MUNICIPAL DISTRICT — Two longtime Chelsea activists received proclamations from the City Council Thursday in recognition of their nearly 30-year battle to develop the Chelsea waterfront section of Hudson River Park.
Robert Trentlyon, who is a Community Board 4 member, former newspaper publisher and founder of the Chelsea Reform Democratic Club, founded the Chelsea Waterside Park Association in the early 1980s. Doris Corrigan joined him in the fight in the earliest days.
“It was a pretty rough area,” said Corrigan, who has held several leadership positions with the Chelsea Reform Democratic Club.
When she and Trentlyon heard about efforts to develop the Hudson River Park, which now stretches from 59th Street to Battery Park, Corrigan said they wanted to make sure Chelsea had something special designed for its own community.
Today, the nine-acre Chelsea Cove includes a skate park, geese-filled lawn and a carousel featuring a harbor seal, Atlantic sturgeon and white unicorn.
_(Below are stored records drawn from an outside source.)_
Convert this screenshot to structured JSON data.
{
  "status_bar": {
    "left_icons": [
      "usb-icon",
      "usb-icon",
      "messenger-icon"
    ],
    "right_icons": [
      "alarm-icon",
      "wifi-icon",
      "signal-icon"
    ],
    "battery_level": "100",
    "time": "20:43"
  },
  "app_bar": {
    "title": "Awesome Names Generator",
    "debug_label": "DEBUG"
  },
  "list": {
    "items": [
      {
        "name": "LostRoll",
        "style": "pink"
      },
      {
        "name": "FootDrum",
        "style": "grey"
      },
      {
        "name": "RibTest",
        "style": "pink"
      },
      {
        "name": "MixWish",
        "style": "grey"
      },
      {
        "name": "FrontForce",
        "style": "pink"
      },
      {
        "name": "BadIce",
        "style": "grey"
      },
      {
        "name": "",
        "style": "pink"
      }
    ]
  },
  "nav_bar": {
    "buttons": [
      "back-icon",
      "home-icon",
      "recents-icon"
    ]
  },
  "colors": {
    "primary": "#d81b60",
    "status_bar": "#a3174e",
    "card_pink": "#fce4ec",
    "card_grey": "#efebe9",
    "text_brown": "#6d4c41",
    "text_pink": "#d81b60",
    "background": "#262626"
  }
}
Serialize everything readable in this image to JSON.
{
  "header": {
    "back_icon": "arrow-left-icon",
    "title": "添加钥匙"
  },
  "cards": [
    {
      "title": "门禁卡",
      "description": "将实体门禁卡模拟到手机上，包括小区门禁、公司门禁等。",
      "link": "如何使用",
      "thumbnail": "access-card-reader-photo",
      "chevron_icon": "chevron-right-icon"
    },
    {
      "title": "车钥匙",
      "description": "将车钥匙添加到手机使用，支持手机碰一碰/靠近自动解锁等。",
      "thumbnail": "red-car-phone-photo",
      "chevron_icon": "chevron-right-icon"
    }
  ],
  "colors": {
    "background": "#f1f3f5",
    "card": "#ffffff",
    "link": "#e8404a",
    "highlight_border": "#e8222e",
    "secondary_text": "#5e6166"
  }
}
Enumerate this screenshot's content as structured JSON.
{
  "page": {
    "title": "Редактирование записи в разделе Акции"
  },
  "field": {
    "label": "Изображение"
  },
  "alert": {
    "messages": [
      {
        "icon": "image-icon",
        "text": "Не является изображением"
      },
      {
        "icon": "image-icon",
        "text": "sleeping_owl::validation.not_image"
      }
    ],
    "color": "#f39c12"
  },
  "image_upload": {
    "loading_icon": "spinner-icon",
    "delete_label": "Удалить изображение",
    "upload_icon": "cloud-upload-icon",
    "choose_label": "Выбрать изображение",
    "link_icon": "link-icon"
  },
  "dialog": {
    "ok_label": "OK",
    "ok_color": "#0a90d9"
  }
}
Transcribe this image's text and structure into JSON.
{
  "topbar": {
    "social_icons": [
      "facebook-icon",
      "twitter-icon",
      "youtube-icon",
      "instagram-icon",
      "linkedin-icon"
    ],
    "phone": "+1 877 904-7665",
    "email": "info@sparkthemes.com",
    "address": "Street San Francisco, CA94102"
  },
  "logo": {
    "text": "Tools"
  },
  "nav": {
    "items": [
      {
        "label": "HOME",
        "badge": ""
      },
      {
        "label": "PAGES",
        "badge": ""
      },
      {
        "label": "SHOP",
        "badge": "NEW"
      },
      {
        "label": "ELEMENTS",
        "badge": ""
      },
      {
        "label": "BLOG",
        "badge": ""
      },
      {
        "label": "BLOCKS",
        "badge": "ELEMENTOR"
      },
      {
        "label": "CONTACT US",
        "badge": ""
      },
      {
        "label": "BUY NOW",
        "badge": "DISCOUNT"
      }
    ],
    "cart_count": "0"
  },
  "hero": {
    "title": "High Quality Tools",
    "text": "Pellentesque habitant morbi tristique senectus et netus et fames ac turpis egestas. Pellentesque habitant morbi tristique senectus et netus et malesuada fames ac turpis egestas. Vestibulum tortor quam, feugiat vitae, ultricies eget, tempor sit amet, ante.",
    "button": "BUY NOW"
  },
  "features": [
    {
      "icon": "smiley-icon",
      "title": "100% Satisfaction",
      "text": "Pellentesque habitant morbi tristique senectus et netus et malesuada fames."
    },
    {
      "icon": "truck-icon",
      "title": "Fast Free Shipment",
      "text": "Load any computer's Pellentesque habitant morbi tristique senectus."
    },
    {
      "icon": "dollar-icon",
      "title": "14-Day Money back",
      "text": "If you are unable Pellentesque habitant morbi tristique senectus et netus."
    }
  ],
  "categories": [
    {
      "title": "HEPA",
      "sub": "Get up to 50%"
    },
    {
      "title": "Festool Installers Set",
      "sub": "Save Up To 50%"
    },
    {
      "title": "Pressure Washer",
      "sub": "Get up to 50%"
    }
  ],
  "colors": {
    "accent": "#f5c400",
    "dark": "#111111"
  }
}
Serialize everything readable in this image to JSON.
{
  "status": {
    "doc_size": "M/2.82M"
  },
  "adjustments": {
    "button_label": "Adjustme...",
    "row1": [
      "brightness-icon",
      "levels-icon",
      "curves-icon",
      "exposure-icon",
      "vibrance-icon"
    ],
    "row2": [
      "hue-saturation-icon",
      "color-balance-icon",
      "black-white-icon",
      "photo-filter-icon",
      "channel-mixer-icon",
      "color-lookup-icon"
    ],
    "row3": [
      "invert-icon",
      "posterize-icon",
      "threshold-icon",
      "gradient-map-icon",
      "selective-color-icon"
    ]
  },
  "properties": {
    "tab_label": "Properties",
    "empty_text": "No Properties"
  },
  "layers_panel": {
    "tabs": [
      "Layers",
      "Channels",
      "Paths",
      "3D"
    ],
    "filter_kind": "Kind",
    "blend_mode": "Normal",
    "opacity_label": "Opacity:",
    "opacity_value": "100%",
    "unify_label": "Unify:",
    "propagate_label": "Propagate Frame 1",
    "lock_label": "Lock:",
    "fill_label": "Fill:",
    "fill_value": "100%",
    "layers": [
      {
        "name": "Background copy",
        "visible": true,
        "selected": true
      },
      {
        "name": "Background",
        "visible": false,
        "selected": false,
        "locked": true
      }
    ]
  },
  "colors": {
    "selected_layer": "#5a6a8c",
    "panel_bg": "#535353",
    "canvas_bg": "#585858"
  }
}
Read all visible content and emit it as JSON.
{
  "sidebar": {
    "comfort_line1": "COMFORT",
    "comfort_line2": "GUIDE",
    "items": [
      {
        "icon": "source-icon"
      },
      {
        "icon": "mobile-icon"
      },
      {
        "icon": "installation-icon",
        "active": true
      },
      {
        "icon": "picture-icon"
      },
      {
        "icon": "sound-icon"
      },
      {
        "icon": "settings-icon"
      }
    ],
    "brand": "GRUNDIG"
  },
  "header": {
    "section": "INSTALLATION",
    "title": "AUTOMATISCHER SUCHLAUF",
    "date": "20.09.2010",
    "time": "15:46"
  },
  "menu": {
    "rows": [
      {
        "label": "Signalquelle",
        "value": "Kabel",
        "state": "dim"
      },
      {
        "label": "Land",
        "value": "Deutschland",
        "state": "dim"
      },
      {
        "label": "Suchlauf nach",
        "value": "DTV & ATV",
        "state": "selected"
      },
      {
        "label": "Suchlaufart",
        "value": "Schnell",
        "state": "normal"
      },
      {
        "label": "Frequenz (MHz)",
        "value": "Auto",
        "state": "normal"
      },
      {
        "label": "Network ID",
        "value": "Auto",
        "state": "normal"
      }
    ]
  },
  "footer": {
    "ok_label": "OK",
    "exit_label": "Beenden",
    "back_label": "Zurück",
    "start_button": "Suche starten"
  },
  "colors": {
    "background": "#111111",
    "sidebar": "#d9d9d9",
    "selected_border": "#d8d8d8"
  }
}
The Cove opened in May.
Trentlyon's and Corrigan’s efforts succeeded in “breaking down the wall that kept Chelsea removed from its waterfront,” according to the proclamation, which offers the city’s “enduring gratitude.”
“I feel wonderful, it’s been a great journey. The real joy is seeing the park,” said Trentlyon, whose current causes include the campaign to protect the city from potentially catastrophic storm surges.
While presenting the proclamations to Robert Trentlyon and Doris Corrigan, Speaker Christine Quinn called the duo “living legends of the West side.”
Trentlyon, speaking before the Council, said he never doubted that park would become a reality, though, “I certainly was off in estimating how many years it would take.”